— Task description —
Would you return the data below exactly as it stands, with every picture left out?

— Stored items —
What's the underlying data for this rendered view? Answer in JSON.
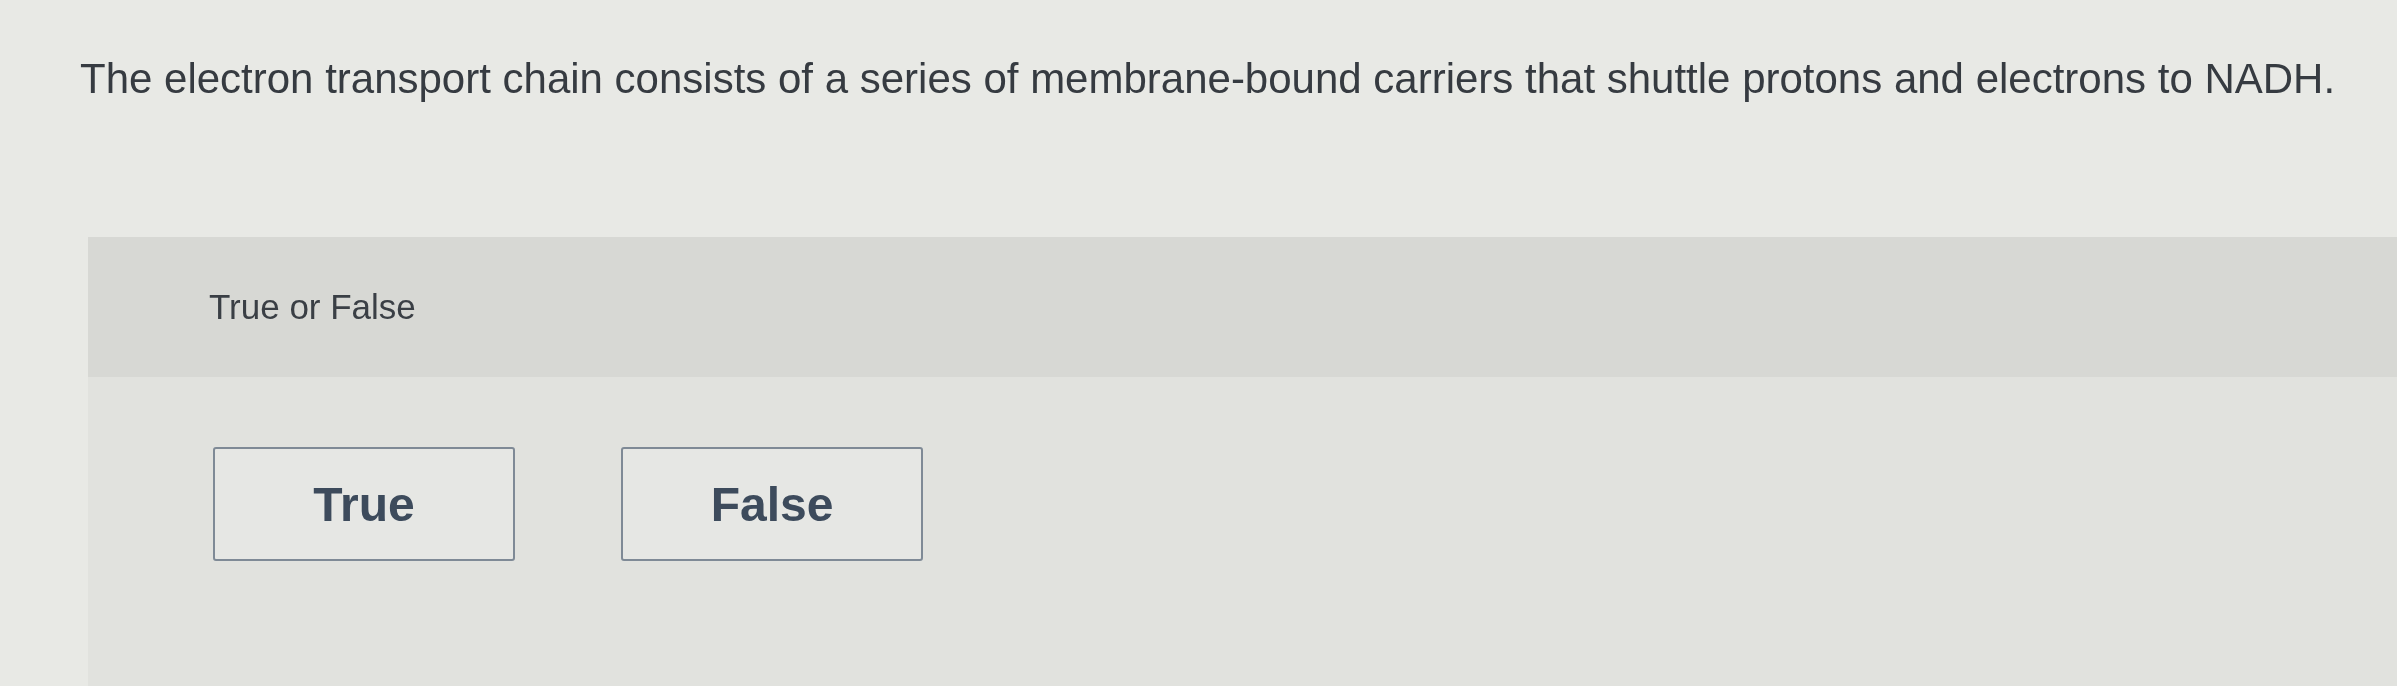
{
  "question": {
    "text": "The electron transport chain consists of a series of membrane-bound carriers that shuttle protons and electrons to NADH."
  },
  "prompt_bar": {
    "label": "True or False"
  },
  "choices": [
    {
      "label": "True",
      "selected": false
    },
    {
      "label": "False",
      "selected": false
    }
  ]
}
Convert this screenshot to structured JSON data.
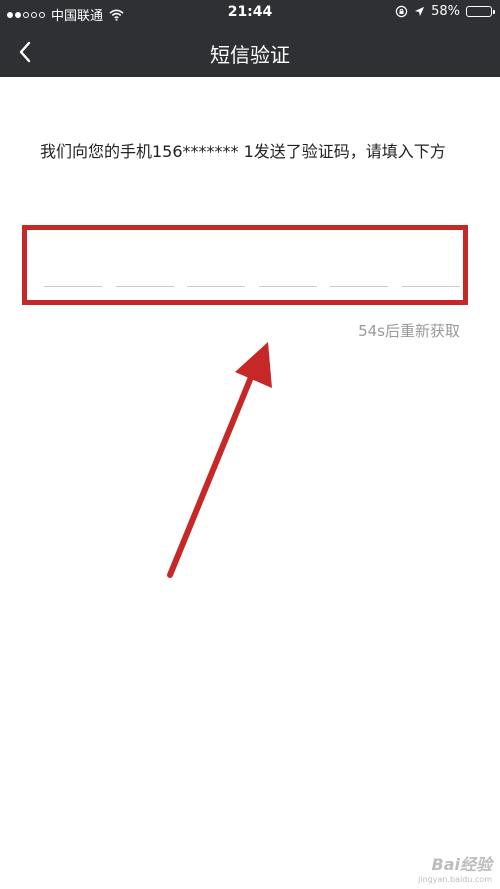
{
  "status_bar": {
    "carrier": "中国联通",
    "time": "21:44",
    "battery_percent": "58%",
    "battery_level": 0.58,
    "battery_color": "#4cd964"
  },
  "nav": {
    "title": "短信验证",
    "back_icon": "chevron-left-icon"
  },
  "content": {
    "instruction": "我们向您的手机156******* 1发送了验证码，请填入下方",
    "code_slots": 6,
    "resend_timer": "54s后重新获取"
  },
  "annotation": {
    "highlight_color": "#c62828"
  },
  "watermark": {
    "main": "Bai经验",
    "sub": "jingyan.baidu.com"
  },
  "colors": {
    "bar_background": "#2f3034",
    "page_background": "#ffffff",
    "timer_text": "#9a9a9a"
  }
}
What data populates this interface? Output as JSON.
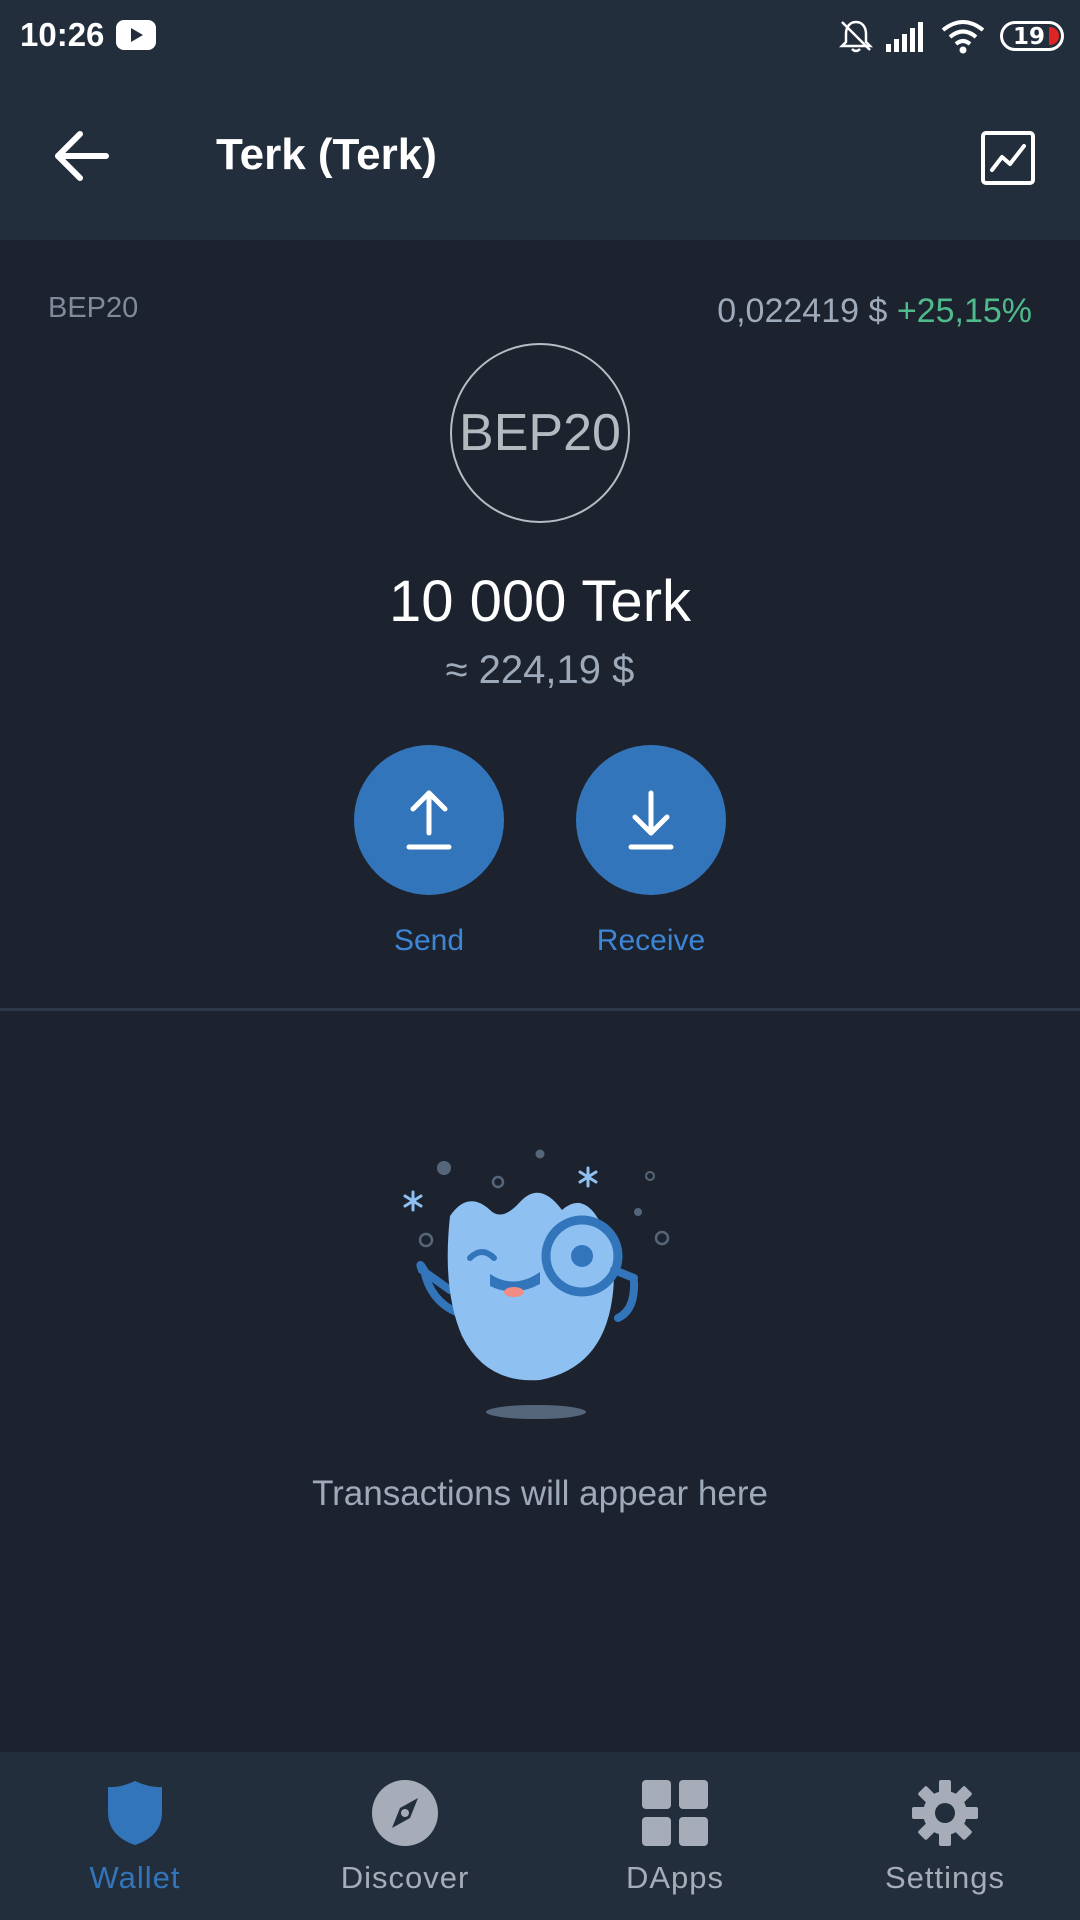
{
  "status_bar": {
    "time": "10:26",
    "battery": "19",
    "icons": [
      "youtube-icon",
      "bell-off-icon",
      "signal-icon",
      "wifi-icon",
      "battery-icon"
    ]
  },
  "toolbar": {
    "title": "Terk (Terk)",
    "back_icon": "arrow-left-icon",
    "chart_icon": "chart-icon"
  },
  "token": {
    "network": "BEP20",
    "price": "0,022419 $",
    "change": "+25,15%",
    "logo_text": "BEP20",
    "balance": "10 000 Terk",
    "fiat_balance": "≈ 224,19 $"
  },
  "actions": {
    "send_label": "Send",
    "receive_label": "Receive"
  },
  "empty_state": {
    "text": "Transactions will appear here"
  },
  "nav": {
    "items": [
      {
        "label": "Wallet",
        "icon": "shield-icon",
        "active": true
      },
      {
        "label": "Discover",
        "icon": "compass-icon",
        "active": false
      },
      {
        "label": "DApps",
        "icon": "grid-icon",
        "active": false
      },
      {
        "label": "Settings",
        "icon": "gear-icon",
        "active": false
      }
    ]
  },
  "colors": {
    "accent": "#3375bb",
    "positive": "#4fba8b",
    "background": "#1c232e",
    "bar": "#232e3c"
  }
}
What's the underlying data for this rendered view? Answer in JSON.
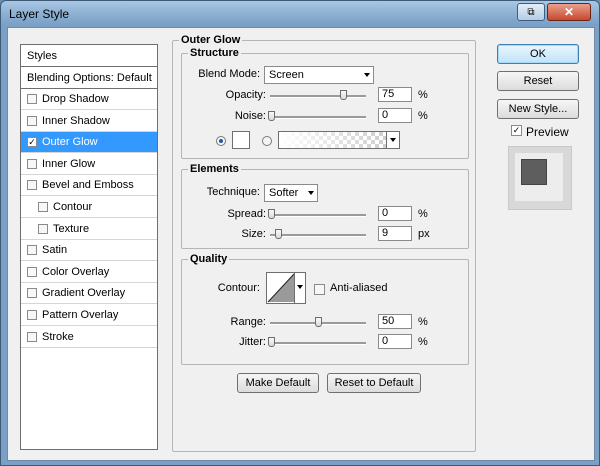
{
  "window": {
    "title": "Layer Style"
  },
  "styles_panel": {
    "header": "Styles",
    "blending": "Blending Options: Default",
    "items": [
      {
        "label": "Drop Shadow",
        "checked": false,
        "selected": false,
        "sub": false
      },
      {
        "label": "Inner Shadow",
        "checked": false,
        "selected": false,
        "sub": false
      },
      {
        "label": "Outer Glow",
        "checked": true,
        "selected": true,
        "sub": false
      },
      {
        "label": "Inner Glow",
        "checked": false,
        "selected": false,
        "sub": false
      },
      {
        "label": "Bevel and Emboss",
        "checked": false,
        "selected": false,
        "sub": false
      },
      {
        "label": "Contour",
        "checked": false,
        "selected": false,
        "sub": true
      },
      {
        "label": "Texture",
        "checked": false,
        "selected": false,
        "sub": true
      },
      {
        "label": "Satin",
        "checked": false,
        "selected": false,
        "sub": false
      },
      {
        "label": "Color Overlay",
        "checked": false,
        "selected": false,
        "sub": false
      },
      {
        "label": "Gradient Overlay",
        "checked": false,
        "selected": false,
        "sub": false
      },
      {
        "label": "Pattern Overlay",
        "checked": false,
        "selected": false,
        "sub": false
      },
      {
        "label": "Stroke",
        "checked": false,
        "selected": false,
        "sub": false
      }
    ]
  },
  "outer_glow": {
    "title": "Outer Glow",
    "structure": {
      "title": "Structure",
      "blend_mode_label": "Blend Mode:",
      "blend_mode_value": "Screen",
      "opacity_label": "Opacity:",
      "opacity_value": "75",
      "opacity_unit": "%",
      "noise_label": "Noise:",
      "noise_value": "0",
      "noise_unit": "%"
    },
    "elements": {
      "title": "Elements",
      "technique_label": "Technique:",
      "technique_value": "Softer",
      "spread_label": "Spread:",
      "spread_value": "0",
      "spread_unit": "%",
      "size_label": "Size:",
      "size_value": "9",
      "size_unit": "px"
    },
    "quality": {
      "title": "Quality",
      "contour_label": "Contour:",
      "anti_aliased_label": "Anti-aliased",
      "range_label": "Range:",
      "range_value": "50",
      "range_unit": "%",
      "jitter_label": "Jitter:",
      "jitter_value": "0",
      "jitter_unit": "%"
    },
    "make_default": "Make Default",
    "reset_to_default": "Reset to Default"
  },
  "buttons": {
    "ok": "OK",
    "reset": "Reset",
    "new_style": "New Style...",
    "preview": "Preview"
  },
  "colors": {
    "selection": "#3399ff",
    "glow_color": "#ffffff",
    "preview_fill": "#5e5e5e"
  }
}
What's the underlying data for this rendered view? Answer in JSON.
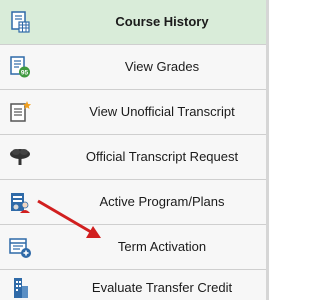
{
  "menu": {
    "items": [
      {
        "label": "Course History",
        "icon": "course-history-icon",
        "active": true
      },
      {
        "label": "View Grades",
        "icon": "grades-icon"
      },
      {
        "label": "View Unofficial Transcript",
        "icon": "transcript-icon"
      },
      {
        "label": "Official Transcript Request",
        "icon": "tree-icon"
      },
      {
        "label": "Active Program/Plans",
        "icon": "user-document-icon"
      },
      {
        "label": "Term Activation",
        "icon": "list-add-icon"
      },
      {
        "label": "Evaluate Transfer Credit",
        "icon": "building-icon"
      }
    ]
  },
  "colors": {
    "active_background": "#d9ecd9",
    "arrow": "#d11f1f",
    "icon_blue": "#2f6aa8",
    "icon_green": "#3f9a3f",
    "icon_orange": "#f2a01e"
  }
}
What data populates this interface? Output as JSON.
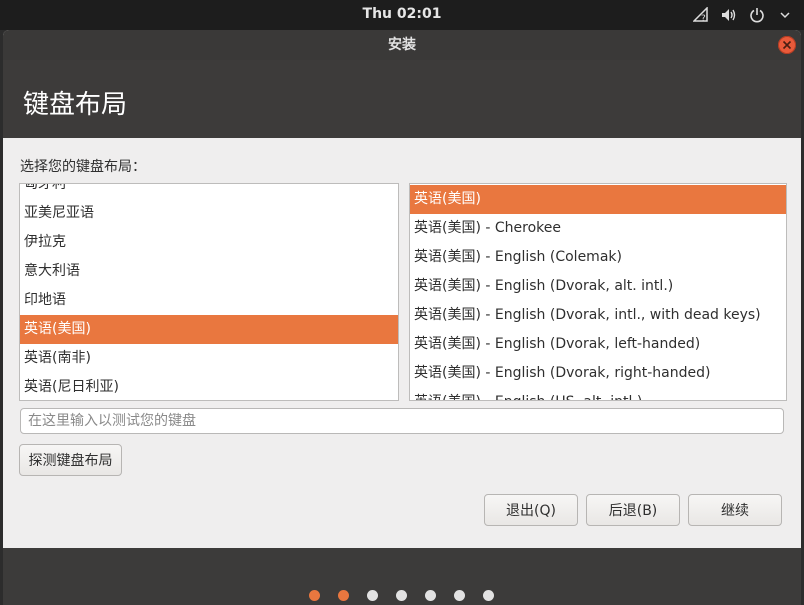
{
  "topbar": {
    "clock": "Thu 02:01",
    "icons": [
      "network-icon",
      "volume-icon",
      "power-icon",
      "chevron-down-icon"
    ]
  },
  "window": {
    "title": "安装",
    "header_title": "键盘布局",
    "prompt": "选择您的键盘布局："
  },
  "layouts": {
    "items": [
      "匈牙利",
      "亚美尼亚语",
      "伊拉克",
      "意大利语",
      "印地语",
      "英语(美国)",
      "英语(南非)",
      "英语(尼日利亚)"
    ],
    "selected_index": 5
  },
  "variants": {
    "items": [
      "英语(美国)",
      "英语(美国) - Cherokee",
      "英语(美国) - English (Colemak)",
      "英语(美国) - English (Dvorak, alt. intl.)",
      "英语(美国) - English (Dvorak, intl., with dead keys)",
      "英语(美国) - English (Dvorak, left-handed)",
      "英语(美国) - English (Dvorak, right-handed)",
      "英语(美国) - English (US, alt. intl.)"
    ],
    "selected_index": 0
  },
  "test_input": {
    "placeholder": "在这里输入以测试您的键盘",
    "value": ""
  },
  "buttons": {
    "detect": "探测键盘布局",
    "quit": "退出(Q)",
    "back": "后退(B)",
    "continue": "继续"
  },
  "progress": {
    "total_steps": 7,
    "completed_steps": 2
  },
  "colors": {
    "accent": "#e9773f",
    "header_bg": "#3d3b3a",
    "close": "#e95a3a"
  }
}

— Solution for this task —
What's the underlying data for this rendered view? Answer in JSON.
{
  "question": {
    "text": "The electron transport chain consists of a series of membrane-bound carriers that shuttle protons and electrons to NADH."
  },
  "prompt_bar": {
    "label": "True or False"
  },
  "choices": [
    {
      "label": "True",
      "selected": false
    },
    {
      "label": "False",
      "selected": false
    }
  ]
}
Convert this screenshot to structured JSON data.
{
  "status_bar": {
    "carrier": "中国联通",
    "time": "21:44",
    "battery_percent": "58%",
    "battery_level": 0.58,
    "battery_color": "#4cd964"
  },
  "nav": {
    "title": "短信验证",
    "back_icon": "chevron-left-icon"
  },
  "content": {
    "instruction": "我们向您的手机156******* 1发送了验证码，请填入下方",
    "code_slots": 6,
    "resend_timer": "54s后重新获取"
  },
  "annotation": {
    "highlight_color": "#c62828"
  },
  "watermark": {
    "main": "Bai经验",
    "sub": "jingyan.baidu.com"
  },
  "colors": {
    "bar_background": "#2f3034",
    "page_background": "#ffffff",
    "timer_text": "#9a9a9a"
  }
}
What data populates this interface? Output as JSON.
{
  "status_bar": {
    "time": "10:26",
    "battery": "19",
    "icons": [
      "youtube-icon",
      "bell-off-icon",
      "signal-icon",
      "wifi-icon",
      "battery-icon"
    ]
  },
  "toolbar": {
    "title": "Terk (Terk)",
    "back_icon": "arrow-left-icon",
    "chart_icon": "chart-icon"
  },
  "token": {
    "network": "BEP20",
    "price": "0,022419 $",
    "change": "+25,15%",
    "logo_text": "BEP20",
    "balance": "10 000 Terk",
    "fiat_balance": "≈ 224,19 $"
  },
  "actions": {
    "send_label": "Send",
    "receive_label": "Receive"
  },
  "empty_state": {
    "text": "Transactions will appear here"
  },
  "nav": {
    "items": [
      {
        "label": "Wallet",
        "icon": "shield-icon",
        "active": true
      },
      {
        "label": "Discover",
        "icon": "compass-icon",
        "active": false
      },
      {
        "label": "DApps",
        "icon": "grid-icon",
        "active": false
      },
      {
        "label": "Settings",
        "icon": "gear-icon",
        "active": false
      }
    ]
  },
  "colors": {
    "accent": "#3375bb",
    "positive": "#4fba8b",
    "background": "#1c232e",
    "bar": "#232e3c"
  }
}
What's the underlying data for this rendered view? Answer in JSON.
{
  "window": {
    "title": "Layer Style"
  },
  "styles_panel": {
    "header": "Styles",
    "blending": "Blending Options: Default",
    "items": [
      {
        "label": "Drop Shadow",
        "checked": false,
        "selected": false,
        "sub": false
      },
      {
        "label": "Inner Shadow",
        "checked": false,
        "selected": false,
        "sub": false
      },
      {
        "label": "Outer Glow",
        "checked": true,
        "selected": true,
        "sub": false
      },
      {
        "label": "Inner Glow",
        "checked": false,
        "selected": false,
        "sub": false
      },
      {
        "label": "Bevel and Emboss",
        "checked": false,
        "selected": false,
        "sub": false
      },
      {
        "label": "Contour",
        "checked": false,
        "selected": false,
        "sub": true
      },
      {
        "label": "Texture",
        "checked": false,
        "selected": false,
        "sub": true
      },
      {
        "label": "Satin",
        "checked": false,
        "selected": false,
        "sub": false
      },
      {
        "label": "Color Overlay",
        "checked": false,
        "selected": false,
        "sub": false
      },
      {
        "label": "Gradient Overlay",
        "checked": false,
        "selected": false,
        "sub": false
      },
      {
        "label": "Pattern Overlay",
        "checked": false,
        "selected": false,
        "sub": false
      },
      {
        "label": "Stroke",
        "checked": false,
        "selected": false,
        "sub": false
      }
    ]
  },
  "outer_glow": {
    "title": "Outer Glow",
    "structure": {
      "title": "Structure",
      "blend_mode_label": "Blend Mode:",
      "blend_mode_value": "Screen",
      "opacity_label": "Opacity:",
      "opacity_value": "75",
      "opacity_unit": "%",
      "noise_label": "Noise:",
      "noise_value": "0",
      "noise_unit": "%"
    },
    "elements": {
      "title": "Elements",
      "technique_label": "Technique:",
      "technique_value": "Softer",
      "spread_label": "Spread:",
      "spread_value": "0",
      "spread_unit": "%",
      "size_label": "Size:",
      "size_value": "9",
      "size_unit": "px"
    },
    "quality": {
      "title": "Quality",
      "contour_label": "Contour:",
      "anti_aliased_label": "Anti-aliased",
      "range_label": "Range:",
      "range_value": "50",
      "range_unit": "%",
      "jitter_label": "Jitter:",
      "jitter_value": "0",
      "jitter_unit": "%"
    },
    "make_default": "Make Default",
    "reset_to_default": "Reset to Default"
  },
  "buttons": {
    "ok": "OK",
    "reset": "Reset",
    "new_style": "New Style...",
    "preview": "Preview"
  },
  "colors": {
    "selection": "#3399ff",
    "glow_color": "#ffffff",
    "preview_fill": "#5e5e5e"
  }
}
What's the underlying data for this rendered view? Answer in JSON.
{
  "menu": {
    "items": [
      {
        "label": "Course History",
        "icon": "course-history-icon",
        "active": true
      },
      {
        "label": "View Grades",
        "icon": "grades-icon"
      },
      {
        "label": "View Unofficial Transcript",
        "icon": "transcript-icon"
      },
      {
        "label": "Official Transcript Request",
        "icon": "tree-icon"
      },
      {
        "label": "Active Program/Plans",
        "icon": "user-document-icon"
      },
      {
        "label": "Term Activation",
        "icon": "list-add-icon"
      },
      {
        "label": "Evaluate Transfer Credit",
        "icon": "building-icon"
      }
    ]
  },
  "colors": {
    "active_background": "#d9ecd9",
    "arrow": "#d11f1f",
    "icon_blue": "#2f6aa8",
    "icon_green": "#3f9a3f",
    "icon_orange": "#f2a01e"
  }
}
What data populates this interface? Output as JSON.
{
  "topbar": {
    "clock": "Thu 02:01",
    "icons": [
      "network-icon",
      "volume-icon",
      "power-icon",
      "chevron-down-icon"
    ]
  },
  "window": {
    "title": "安装",
    "header_title": "键盘布局",
    "prompt": "选择您的键盘布局："
  },
  "layouts": {
    "items": [
      "匈牙利",
      "亚美尼亚语",
      "伊拉克",
      "意大利语",
      "印地语",
      "英语(美国)",
      "英语(南非)",
      "英语(尼日利亚)"
    ],
    "selected_index": 5
  },
  "variants": {
    "items": [
      "英语(美国)",
      "英语(美国) - Cherokee",
      "英语(美国) - English (Colemak)",
      "英语(美国) - English (Dvorak, alt. intl.)",
      "英语(美国) - English (Dvorak, intl., with dead keys)",
      "英语(美国) - English (Dvorak, left-handed)",
      "英语(美国) - English (Dvorak, right-handed)",
      "英语(美国) - English (US, alt. intl.)"
    ],
    "selected_index": 0
  },
  "test_input": {
    "placeholder": "在这里输入以测试您的键盘",
    "value": ""
  },
  "buttons": {
    "detect": "探测键盘布局",
    "quit": "退出(Q)",
    "back": "后退(B)",
    "continue": "继续"
  },
  "progress": {
    "total_steps": 7,
    "completed_steps": 2
  },
  "colors": {
    "accent": "#e9773f",
    "header_bg": "#3d3b3a",
    "close": "#e95a3a"
  }
}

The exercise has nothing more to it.